It is often commented that deficit spending crowds out investment by the private sector. This is true enough: Funds lent to the government mean fewer lendable funds for the private sector. However, it is no less true that money spent by the government (whether by borrowing or through tax revenues or printing more money) means less spending and investment by the private sector. Hence, all government spending, however financed, crowds out private enterprise. It also sacrifices market decisions, and all the knowledge that the market brings to bear, in favor of decisions made by politicians, whose motivations may be questionable, and whose wisdom is necessarily inferior to that of the market. Again, Adam Smith says it best: “Great nations are never impoverished by private, though they sometimes are by public prodigality and misconduct.”
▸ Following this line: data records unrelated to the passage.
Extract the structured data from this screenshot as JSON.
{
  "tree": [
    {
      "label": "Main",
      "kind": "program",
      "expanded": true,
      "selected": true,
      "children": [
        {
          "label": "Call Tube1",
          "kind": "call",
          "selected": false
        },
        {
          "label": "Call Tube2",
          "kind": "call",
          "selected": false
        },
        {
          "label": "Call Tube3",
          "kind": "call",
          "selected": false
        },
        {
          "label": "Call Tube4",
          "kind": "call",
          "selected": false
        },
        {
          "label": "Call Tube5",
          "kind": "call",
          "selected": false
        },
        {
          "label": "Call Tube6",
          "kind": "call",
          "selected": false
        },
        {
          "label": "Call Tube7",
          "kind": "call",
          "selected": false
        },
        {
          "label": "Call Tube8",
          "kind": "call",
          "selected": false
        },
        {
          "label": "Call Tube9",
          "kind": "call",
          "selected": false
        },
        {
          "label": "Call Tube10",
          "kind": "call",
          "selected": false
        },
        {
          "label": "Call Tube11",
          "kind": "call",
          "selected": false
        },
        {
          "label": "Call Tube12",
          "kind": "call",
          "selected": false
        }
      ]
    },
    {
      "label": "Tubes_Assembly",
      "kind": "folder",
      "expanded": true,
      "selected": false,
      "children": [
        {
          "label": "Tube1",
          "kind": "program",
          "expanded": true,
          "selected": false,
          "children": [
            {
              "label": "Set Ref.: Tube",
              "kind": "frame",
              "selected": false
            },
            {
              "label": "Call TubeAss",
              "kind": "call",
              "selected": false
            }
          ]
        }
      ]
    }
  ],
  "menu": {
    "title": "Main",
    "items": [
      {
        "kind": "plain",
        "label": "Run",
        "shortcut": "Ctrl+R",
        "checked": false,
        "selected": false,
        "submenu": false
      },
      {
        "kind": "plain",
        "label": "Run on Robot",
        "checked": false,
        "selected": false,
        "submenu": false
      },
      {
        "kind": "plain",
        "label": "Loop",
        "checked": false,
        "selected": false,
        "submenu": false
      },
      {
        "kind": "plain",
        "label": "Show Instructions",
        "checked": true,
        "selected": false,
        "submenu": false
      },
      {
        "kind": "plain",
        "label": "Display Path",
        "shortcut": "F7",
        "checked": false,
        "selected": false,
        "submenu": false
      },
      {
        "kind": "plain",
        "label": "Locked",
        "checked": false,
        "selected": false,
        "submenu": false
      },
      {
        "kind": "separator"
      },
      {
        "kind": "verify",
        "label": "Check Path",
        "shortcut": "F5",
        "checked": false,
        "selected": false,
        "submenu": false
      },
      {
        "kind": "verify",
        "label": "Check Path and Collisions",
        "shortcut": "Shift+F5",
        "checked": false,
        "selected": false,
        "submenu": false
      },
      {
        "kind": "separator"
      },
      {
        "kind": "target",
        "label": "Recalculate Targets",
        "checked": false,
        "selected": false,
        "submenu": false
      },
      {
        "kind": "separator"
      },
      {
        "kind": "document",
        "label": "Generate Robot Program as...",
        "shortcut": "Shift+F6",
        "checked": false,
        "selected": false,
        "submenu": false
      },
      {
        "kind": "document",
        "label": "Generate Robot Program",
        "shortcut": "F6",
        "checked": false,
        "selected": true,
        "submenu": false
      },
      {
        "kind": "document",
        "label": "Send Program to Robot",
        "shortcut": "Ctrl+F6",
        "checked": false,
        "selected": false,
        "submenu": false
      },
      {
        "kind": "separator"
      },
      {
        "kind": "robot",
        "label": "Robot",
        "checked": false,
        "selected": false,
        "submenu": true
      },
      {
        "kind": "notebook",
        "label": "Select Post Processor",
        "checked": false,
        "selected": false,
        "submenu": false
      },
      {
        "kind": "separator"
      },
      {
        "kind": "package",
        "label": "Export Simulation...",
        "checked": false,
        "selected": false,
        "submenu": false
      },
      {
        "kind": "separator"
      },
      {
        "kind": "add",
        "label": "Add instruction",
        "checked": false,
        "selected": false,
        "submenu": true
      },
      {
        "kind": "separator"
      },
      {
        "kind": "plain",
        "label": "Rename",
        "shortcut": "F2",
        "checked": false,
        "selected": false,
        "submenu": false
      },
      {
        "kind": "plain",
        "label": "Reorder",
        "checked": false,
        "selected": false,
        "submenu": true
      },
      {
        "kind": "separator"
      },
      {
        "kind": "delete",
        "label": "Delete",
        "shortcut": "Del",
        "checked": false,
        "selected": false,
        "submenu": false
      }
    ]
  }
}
The issue then is not how we finance government, but the size of government. The larger the activity of government, the greater the cost to society, regardless of the amount of government debt. A society which aspires to be free surely must admit that control of over half of its product by government is a serious problem. How much liberty exists in such a situation? How much of our lives is spent complying with the dictates of the IRS and other governmental bureaucracies? How much of our lives is taken directly from us when we are allowed to keep only half of what we produce? How much is lost for the present and the future by the usurpation of our personal sovereignty by government?
It has been claimed that there is a cultural war going on in America. In truth, that battle is part of a larger conflict, the war of public sector versus private sector. Currently, the public sector appears to be winning. It is growing much faster than the private sector and its growth insidiously retards private enterprise. The situation is worse than Tax Freedom Day implies and we need to be aware of this. We need also to be aware of the power of freedom. As Adam Smith said:
The natural effort of every individual to better his own condition, when suffered to exert itself with freedom and security, is so powerful a principle, that it is alone, without any assistance, not only capable of carrying on the society to wealth and prosperity, but of surmounting a hundred impertinent obstructions with which the folly of human laws too often incumbers its operations; though the effect of these obstructions is always more or less either to encroach upon its freedom, or to diminish its security.
An economic environment where freedom is being supplanted by political control is one with the highest opportunity cost. That is what makes the fight for freedom so important.
- Quoted by Plutarch in Makers of Rome (New York: Penguin Books, 1965), p. 128.
- Adam Smith, The Wealth of Nations (The University of Chicago Press, 1976), edited by Edwin Cannan, Vol. 1, p. 479.
- Smith, Vol. 1, p. 363.
- Smith, Vol. 2, pp. 49-50.